Right down to the lady who used to answer the door in nothing but a short t-shirt and would leave her purse WAY on top of the fridge so she’d have to stretch WAY up to get it. And she’d always say “now where is my purse?”
Same thing every time. And I never minded.
One night we were really busy and I had like 6 stops in the car and she started the “Now where is my pur…?”
“Top of the fridge!”

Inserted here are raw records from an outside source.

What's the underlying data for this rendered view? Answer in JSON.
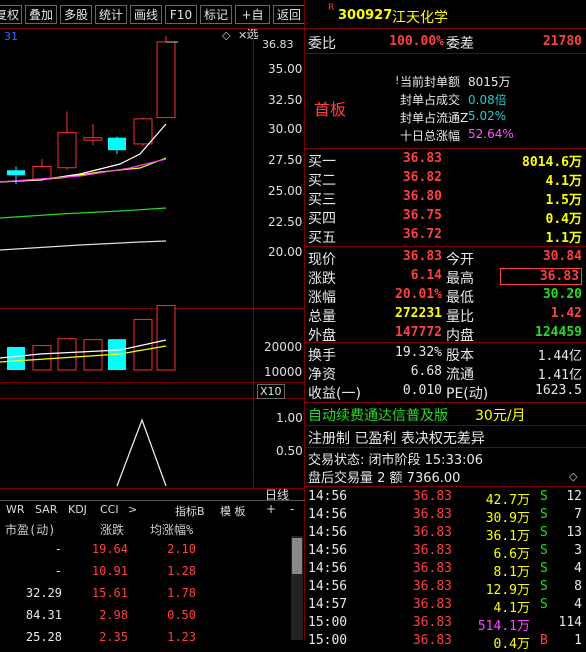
{
  "toolbar": {
    "buttons": [
      "复权",
      "叠加",
      "多股",
      "统计",
      "画线",
      "F10",
      "标记",
      "+自选",
      "返回"
    ]
  },
  "stock": {
    "flag": "R",
    "code": "300927",
    "name": "江天化学"
  },
  "chart": {
    "corner_label": "31",
    "last_price_label": "36.83",
    "price_ticks": [
      "35.00",
      "32.50",
      "30.00",
      "27.50",
      "25.00",
      "22.50",
      "20.00"
    ],
    "volume_ticks": [
      "20000",
      "10000"
    ],
    "volume_unit": "X10",
    "indicator_ticks": [
      "1.00",
      "0.50"
    ],
    "indicator_tabs": [
      "WR",
      "SAR",
      "KDJ",
      "CCI",
      ">"
    ],
    "indicator_b": "指标B",
    "template_label": "模 板",
    "plus": "+",
    "minus": "-",
    "day_line": "日线"
  },
  "chart_data": {
    "type": "candlestick",
    "candles": [
      {
        "open": 26.2,
        "high": 26.9,
        "low": 25.5,
        "close": 26.6,
        "color": "cyan"
      },
      {
        "open": 25.9,
        "high": 27.5,
        "low": 25.7,
        "close": 26.9,
        "color": "red"
      },
      {
        "open": 26.8,
        "high": 31.3,
        "low": 26.6,
        "close": 29.6,
        "color": "red"
      },
      {
        "open": 29.0,
        "high": 30.3,
        "low": 28.6,
        "close": 29.2,
        "color": "red"
      },
      {
        "open": 29.2,
        "high": 29.3,
        "low": 27.9,
        "close": 28.2,
        "color": "cyan"
      },
      {
        "open": 28.7,
        "high": 30.8,
        "low": 28.5,
        "close": 30.7,
        "color": "red"
      },
      {
        "open": 30.8,
        "high": 37.3,
        "low": 30.8,
        "close": 36.83,
        "color": "red"
      }
    ],
    "volumes": [
      5000,
      5300,
      6800,
      6600,
      6700,
      11000,
      14000
    ],
    "ylim": [
      19,
      38
    ]
  },
  "pe_table": {
    "headers": [
      "市盈(动)",
      "涨跌",
      "均涨幅%"
    ],
    "rows": [
      [
        "-",
        "19.64",
        "2.10"
      ],
      [
        "-",
        "10.91",
        "1.28"
      ],
      [
        "32.29",
        "15.61",
        "1.78"
      ],
      [
        "84.31",
        "2.98",
        "0.50"
      ],
      [
        "25.28",
        "2.35",
        "1.23"
      ]
    ]
  },
  "quote": {
    "weibi_label": "委比",
    "weibi_value": "100.00%",
    "weicha_label": "委差",
    "weicha_value": "21780",
    "limit_label": "首板",
    "seal_info": [
      {
        "label": "当前封单额",
        "value": "8015万",
        "color": "white"
      },
      {
        "label": "封单占成交",
        "value": "0.08倍",
        "color": "cyan"
      },
      {
        "label": "封单占流通Z",
        "value": "5.02%",
        "color": "cyan"
      },
      {
        "label": "十日总涨幅",
        "value": "52.64%",
        "color": "mag"
      }
    ],
    "buy": [
      {
        "label": "买一",
        "price": "36.83",
        "vol": "8014.6万"
      },
      {
        "label": "买二",
        "price": "36.82",
        "vol": "4.1万"
      },
      {
        "label": "买三",
        "price": "36.80",
        "vol": "1.5万"
      },
      {
        "label": "买四",
        "price": "36.75",
        "vol": "0.4万"
      },
      {
        "label": "买五",
        "price": "36.72",
        "vol": "1.1万"
      }
    ],
    "stats_left": [
      {
        "label": "现价",
        "value": "36.83",
        "color": "red"
      },
      {
        "label": "涨跌",
        "value": "6.14",
        "color": "red"
      },
      {
        "label": "涨幅",
        "value": "20.01%",
        "color": "red"
      },
      {
        "label": "总量",
        "value": "272231",
        "color": "yellow"
      },
      {
        "label": "外盘",
        "value": "147772",
        "color": "red"
      }
    ],
    "stats_right": [
      {
        "label": "今开",
        "value": "30.84",
        "color": "red"
      },
      {
        "label": "最高",
        "value": "36.83",
        "color": "red"
      },
      {
        "label": "最低",
        "value": "30.20",
        "color": "green"
      },
      {
        "label": "量比",
        "value": "1.42",
        "color": "red"
      },
      {
        "label": "内盘",
        "value": "124459",
        "color": "green"
      }
    ],
    "fund_left": [
      {
        "label": "换手",
        "value": "19.32%"
      },
      {
        "label": "净资",
        "value": "6.68"
      },
      {
        "label": "收益(一)",
        "value": "0.010"
      }
    ],
    "fund_right": [
      {
        "label": "股本",
        "value": "1.44亿"
      },
      {
        "label": "流通",
        "value": "1.41亿"
      },
      {
        "label": "PE(动)",
        "value": "1623.5"
      }
    ],
    "promo": "自动续费通达信普及版",
    "promo_price": "30元/月",
    "notice": "注册制 已盈利 表决权无差异",
    "phase": "交易状态: 闭市阶段 15:33:06",
    "after_hours": "盘后交易量 2 额 7366.00"
  },
  "ticks": [
    {
      "time": "14:56",
      "price": "36.83",
      "vol": "42.7万",
      "side": "S",
      "num": "12"
    },
    {
      "time": "14:56",
      "price": "36.83",
      "vol": "30.9万",
      "side": "S",
      "num": "7"
    },
    {
      "time": "14:56",
      "price": "36.83",
      "vol": "36.1万",
      "side": "S",
      "num": "13"
    },
    {
      "time": "14:56",
      "price": "36.83",
      "vol": "6.6万",
      "side": "S",
      "num": "3"
    },
    {
      "time": "14:56",
      "price": "36.83",
      "vol": "8.1万",
      "side": "S",
      "num": "4"
    },
    {
      "time": "14:56",
      "price": "36.83",
      "vol": "12.9万",
      "side": "S",
      "num": "8"
    },
    {
      "time": "14:57",
      "price": "36.83",
      "vol": "4.1万",
      "side": "S",
      "num": "4"
    },
    {
      "time": "15:00",
      "price": "36.83",
      "vol": "514.1万",
      "side": "",
      "num": "114"
    },
    {
      "time": "15:00",
      "price": "36.83",
      "vol": "0.4万",
      "side": "B",
      "num": "1"
    }
  ],
  "colors": {
    "bg": "#000000",
    "up": "#ff3030",
    "down": "#00ffff",
    "grid": "#7a0000"
  }
}
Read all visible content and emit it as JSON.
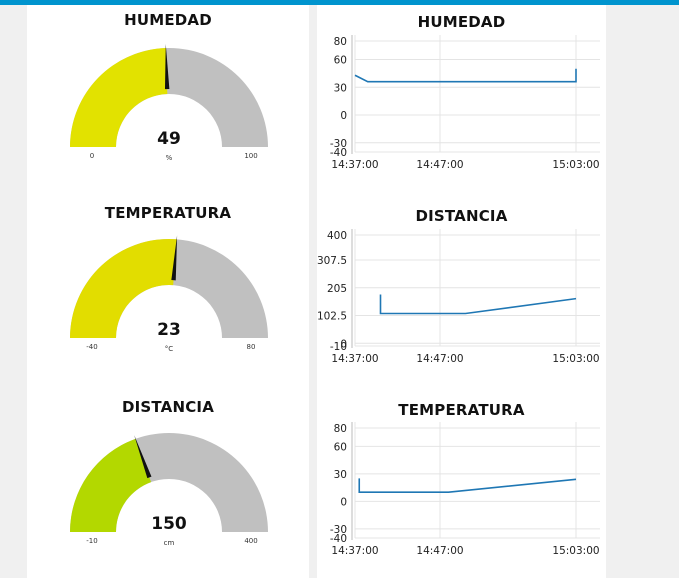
{
  "colors": {
    "topbar": "#0094ce",
    "gauge_track": "#c0c0c0",
    "needle": "#111111",
    "line": "#1f77b4",
    "grid": "#e4e4e4"
  },
  "gauges": [
    {
      "id": "humedad",
      "title": "HUMEDAD",
      "value": 49,
      "min": 0,
      "max": 100,
      "min_label": "0",
      "max_label": "100",
      "value_label": "49",
      "unit": "%",
      "color": "#e2e200"
    },
    {
      "id": "temperatura",
      "title": "TEMPERATURA",
      "value": 23,
      "min": -40,
      "max": 80,
      "min_label": "-40",
      "max_label": "80",
      "value_label": "23",
      "unit": "°C",
      "color": "#e2dd00"
    },
    {
      "id": "distancia",
      "title": "DISTANCIA",
      "value": 150,
      "min": -10,
      "max": 400,
      "min_label": "-10",
      "max_label": "400",
      "value_label": "150",
      "unit": "cm",
      "color": "#b3d800"
    }
  ],
  "chart_data": [
    {
      "type": "line",
      "title": "HUMEDAD",
      "x_ticks": [
        "14:37:00",
        "14:47:00",
        "15:03:00"
      ],
      "y_ticks": [
        "80",
        "60",
        "30",
        "0",
        "-30",
        "-40"
      ],
      "ylim": [
        -40,
        80
      ],
      "series": [
        {
          "points": [
            [
              "14:37:00",
              43
            ],
            [
              "14:38:30",
              36
            ],
            [
              "15:03:00",
              36
            ],
            [
              "15:03:00",
              50
            ]
          ]
        }
      ]
    },
    {
      "type": "line",
      "title": "DISTANCIA",
      "x_ticks": [
        "14:37:00",
        "14:47:00",
        "15:03:00"
      ],
      "y_ticks": [
        "400",
        "307.5",
        "205",
        "102.5",
        "0",
        "-10"
      ],
      "ylim": [
        -10,
        400
      ],
      "series": [
        {
          "points": [
            [
              "14:40:00",
              180
            ],
            [
              "14:40:00",
              110
            ],
            [
              "14:50:00",
              110
            ],
            [
              "15:03:00",
              165
            ]
          ]
        }
      ]
    },
    {
      "type": "line",
      "title": "TEMPERATURA",
      "x_ticks": [
        "14:37:00",
        "14:47:00",
        "15:03:00"
      ],
      "y_ticks": [
        "80",
        "60",
        "30",
        "0",
        "-30",
        "-40"
      ],
      "ylim": [
        -40,
        80
      ],
      "series": [
        {
          "points": [
            [
              "14:37:30",
              25
            ],
            [
              "14:37:30",
              10
            ],
            [
              "14:48:00",
              10
            ],
            [
              "15:03:00",
              24
            ]
          ]
        }
      ]
    }
  ]
}
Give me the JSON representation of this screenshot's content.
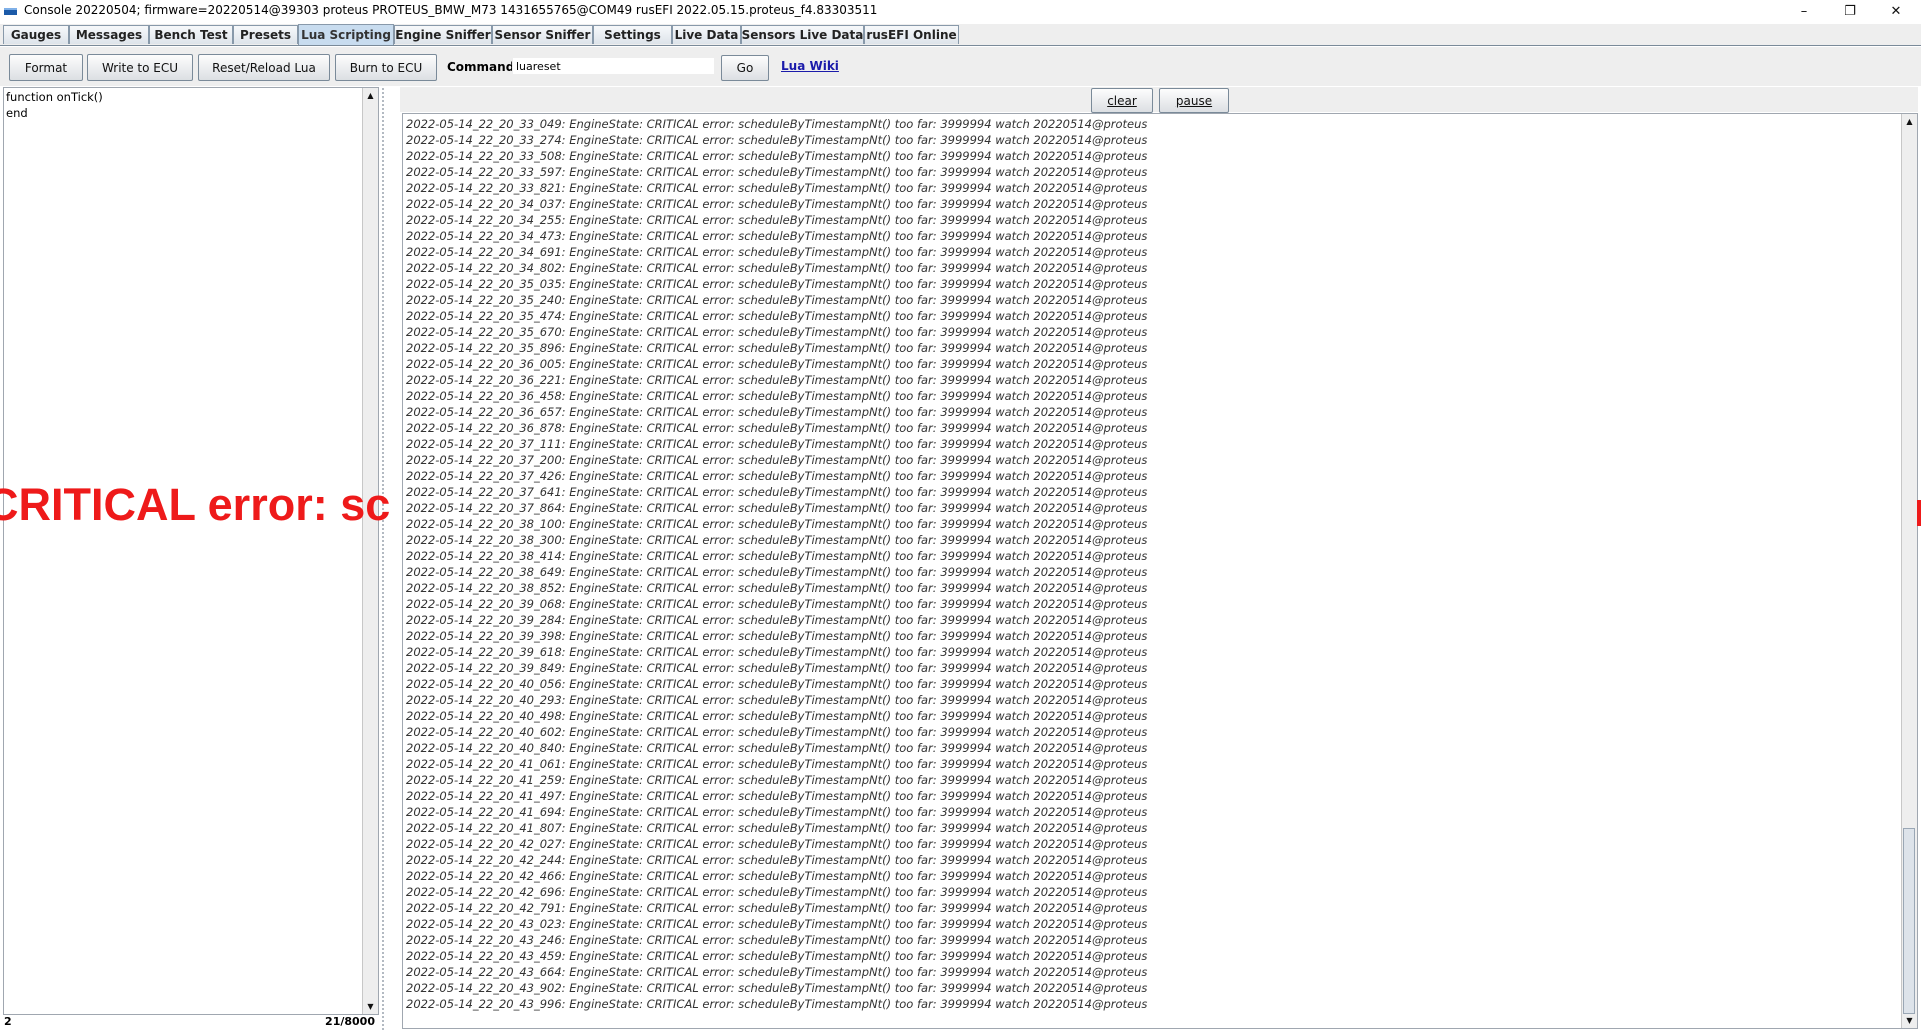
{
  "window": {
    "title": "Console 20220504; firmware=20220514@39303 proteus PROTEUS_BMW_M73 1431655765@COM49 rusEFI 2022.05.15.proteus_f4.83303511",
    "minimize_glyph": "–",
    "maximize_glyph": "❐",
    "close_glyph": "✕"
  },
  "tabs": [
    {
      "label": "Gauges"
    },
    {
      "label": "Messages"
    },
    {
      "label": "Bench Test"
    },
    {
      "label": "Presets"
    },
    {
      "label": "Lua Scripting",
      "active": true
    },
    {
      "label": "Engine Sniffer"
    },
    {
      "label": "Sensor Sniffer"
    },
    {
      "label": "Settings"
    },
    {
      "label": "Live Data"
    },
    {
      "label": "Sensors Live Data"
    },
    {
      "label": "rusEFI Online"
    }
  ],
  "toolbar": {
    "format_label": "Format",
    "write_label": "Write to ECU",
    "reset_label": "Reset/Reload Lua",
    "burn_label": "Burn to ECU",
    "command_label": "Command:",
    "command_value": "luareset",
    "go_label": "Go",
    "wiki_label": "Lua Wiki"
  },
  "editor": {
    "code": "function onTick()\nend",
    "status_left": "2",
    "status_right": "21/8000"
  },
  "console": {
    "clear_label": "clear",
    "pause_label": "pause",
    "line_suffix": ": EngineState: CRITICAL error: scheduleByTimestampNt() too far: 3999994 watch 20220514@proteus",
    "timestamps": [
      "2022-05-14_22_20_33_049",
      "2022-05-14_22_20_33_274",
      "2022-05-14_22_20_33_508",
      "2022-05-14_22_20_33_597",
      "2022-05-14_22_20_33_821",
      "2022-05-14_22_20_34_037",
      "2022-05-14_22_20_34_255",
      "2022-05-14_22_20_34_473",
      "2022-05-14_22_20_34_691",
      "2022-05-14_22_20_34_802",
      "2022-05-14_22_20_35_035",
      "2022-05-14_22_20_35_240",
      "2022-05-14_22_20_35_474",
      "2022-05-14_22_20_35_670",
      "2022-05-14_22_20_35_896",
      "2022-05-14_22_20_36_005",
      "2022-05-14_22_20_36_221",
      "2022-05-14_22_20_36_458",
      "2022-05-14_22_20_36_657",
      "2022-05-14_22_20_36_878",
      "2022-05-14_22_20_37_111",
      "2022-05-14_22_20_37_200",
      "2022-05-14_22_20_37_426",
      "2022-05-14_22_20_37_641",
      "2022-05-14_22_20_37_864",
      "2022-05-14_22_20_38_100",
      "2022-05-14_22_20_38_300",
      "2022-05-14_22_20_38_414",
      "2022-05-14_22_20_38_649",
      "2022-05-14_22_20_38_852",
      "2022-05-14_22_20_39_068",
      "2022-05-14_22_20_39_284",
      "2022-05-14_22_20_39_398",
      "2022-05-14_22_20_39_618",
      "2022-05-14_22_20_39_849",
      "2022-05-14_22_20_40_056",
      "2022-05-14_22_20_40_293",
      "2022-05-14_22_20_40_498",
      "2022-05-14_22_20_40_602",
      "2022-05-14_22_20_40_840",
      "2022-05-14_22_20_41_061",
      "2022-05-14_22_20_41_259",
      "2022-05-14_22_20_41_497",
      "2022-05-14_22_20_41_694",
      "2022-05-14_22_20_41_807",
      "2022-05-14_22_20_42_027",
      "2022-05-14_22_20_42_244",
      "2022-05-14_22_20_42_466",
      "2022-05-14_22_20_42_696",
      "2022-05-14_22_20_42_791",
      "2022-05-14_22_20_43_023",
      "2022-05-14_22_20_43_246",
      "2022-05-14_22_20_43_459",
      "2022-05-14_22_20_43_664",
      "2022-05-14_22_20_43_902",
      "2022-05-14_22_20_43_996"
    ]
  },
  "error_banner": "CRITICAL error: sc",
  "colors": {
    "error_red": "#ee1a1a",
    "active_tab": "#c8dcef",
    "link": "#1a1aaa"
  }
}
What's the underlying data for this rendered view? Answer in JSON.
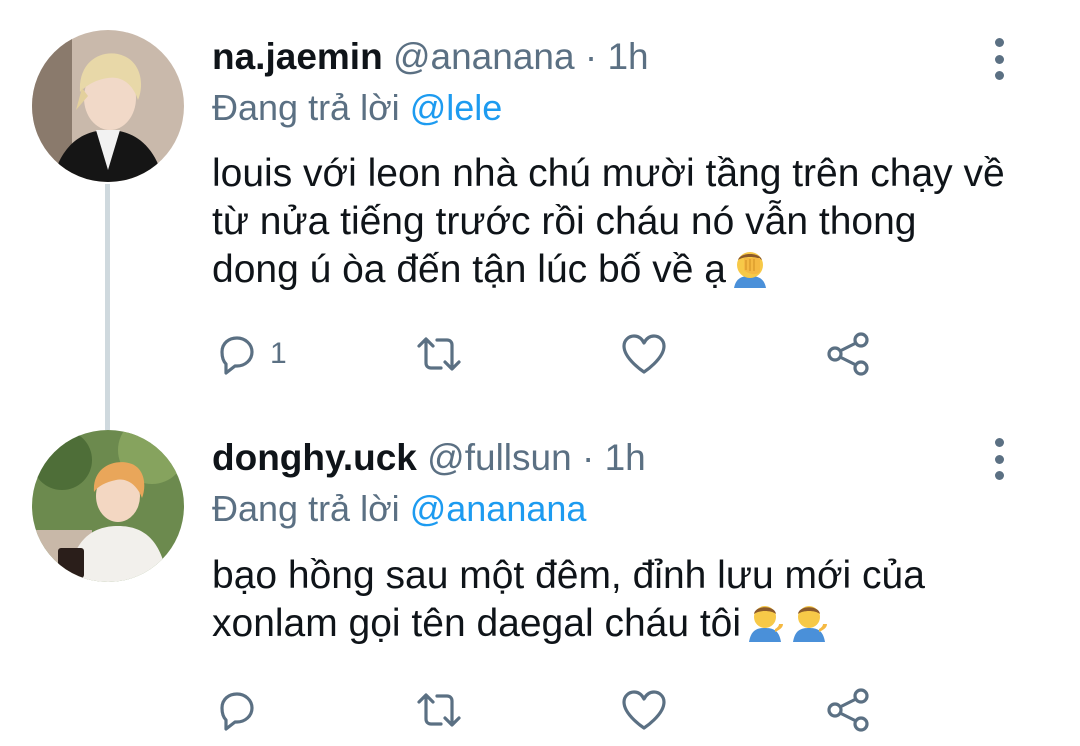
{
  "tweets": [
    {
      "display_name": "na.jaemin",
      "handle": "@ananana",
      "time": "1h",
      "reply_prefix": "Đang trả lời",
      "reply_to": "@lele",
      "text": "louis với leon nhà chú mười tầng trên chạy về từ nửa tiếng trước rồi cháu nó vẫn thong dong ú òa đến tận lúc bố về ạ",
      "emoji": [
        "face-palm-emoji"
      ],
      "reply_count": "1"
    },
    {
      "display_name": "donghy.uck",
      "handle": "@fullsun",
      "time": "1h",
      "reply_prefix": "Đang trả lời",
      "reply_to": "@ananana",
      "text": "bạo hồng sau một đêm, đỉnh lưu mới của xonlam gọi tên daegal cháu tôi",
      "emoji": [
        "person-tipping-hand-emoji",
        "person-tipping-hand-emoji"
      ],
      "reply_count": ""
    }
  ],
  "separator": "·",
  "icons": {
    "reply": "reply-icon",
    "retweet": "retweet-icon",
    "like": "heart-icon",
    "share": "share-icon",
    "more": "more-vertical-icon"
  },
  "colors": {
    "text": "#0f1419",
    "secondary": "#5b7083",
    "link": "#1d9bf0",
    "thread_line": "#cfd9de"
  }
}
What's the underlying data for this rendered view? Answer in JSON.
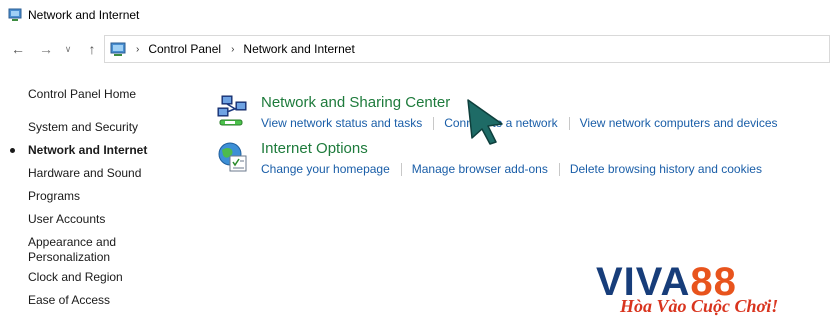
{
  "window": {
    "title": "Network and Internet"
  },
  "navigation": {
    "back_icon": "←",
    "forward_icon": "→",
    "recent_icon": "∨",
    "up_icon": "↑",
    "breadcrumb": [
      {
        "label": "Control Panel"
      },
      {
        "label": "Network and Internet"
      }
    ],
    "separator": "›"
  },
  "sidebar": {
    "home_label": "Control Panel Home",
    "items": [
      {
        "label": "System and Security",
        "current": false
      },
      {
        "label": "Network and Internet",
        "current": true
      },
      {
        "label": "Hardware and Sound",
        "current": false
      },
      {
        "label": "Programs",
        "current": false
      },
      {
        "label": "User Accounts",
        "current": false
      },
      {
        "label": "Appearance and",
        "label2": "Personalization",
        "current": false
      },
      {
        "label": "Clock and Region",
        "current": false
      },
      {
        "label": "Ease of Access",
        "current": false
      }
    ]
  },
  "categories": [
    {
      "title": "Network and Sharing Center",
      "icon": "network-sharing-icon",
      "links": [
        "View network status and tasks",
        "Connect to a network",
        "View network computers and devices"
      ]
    },
    {
      "title": "Internet Options",
      "icon": "internet-options-icon",
      "links": [
        "Change your homepage",
        "Manage browser add-ons",
        "Delete browsing history and cookies"
      ]
    }
  ],
  "watermark": {
    "brand_part1": "VIVA",
    "brand_part2": "88",
    "slogan": "Hòa Vào Cuộc Chơi!"
  },
  "colors": {
    "category_title": "#1e7b3c",
    "link": "#1a5ea8",
    "cursor": "#1e6b66",
    "brand_blue": "#173d7a",
    "brand_orange": "#e8541d"
  }
}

You may want to check older videos to see if the person, or other folks do the same thing closer to the end of the shifts, to find out if this problem goes deeper. May be they picked this habit from their earlier employer, where it was acceptable to do so, and have continued here too. In which case you would need to factor in your training processes to ensure the employees are onboarded and trained properly, Bodegahwy said.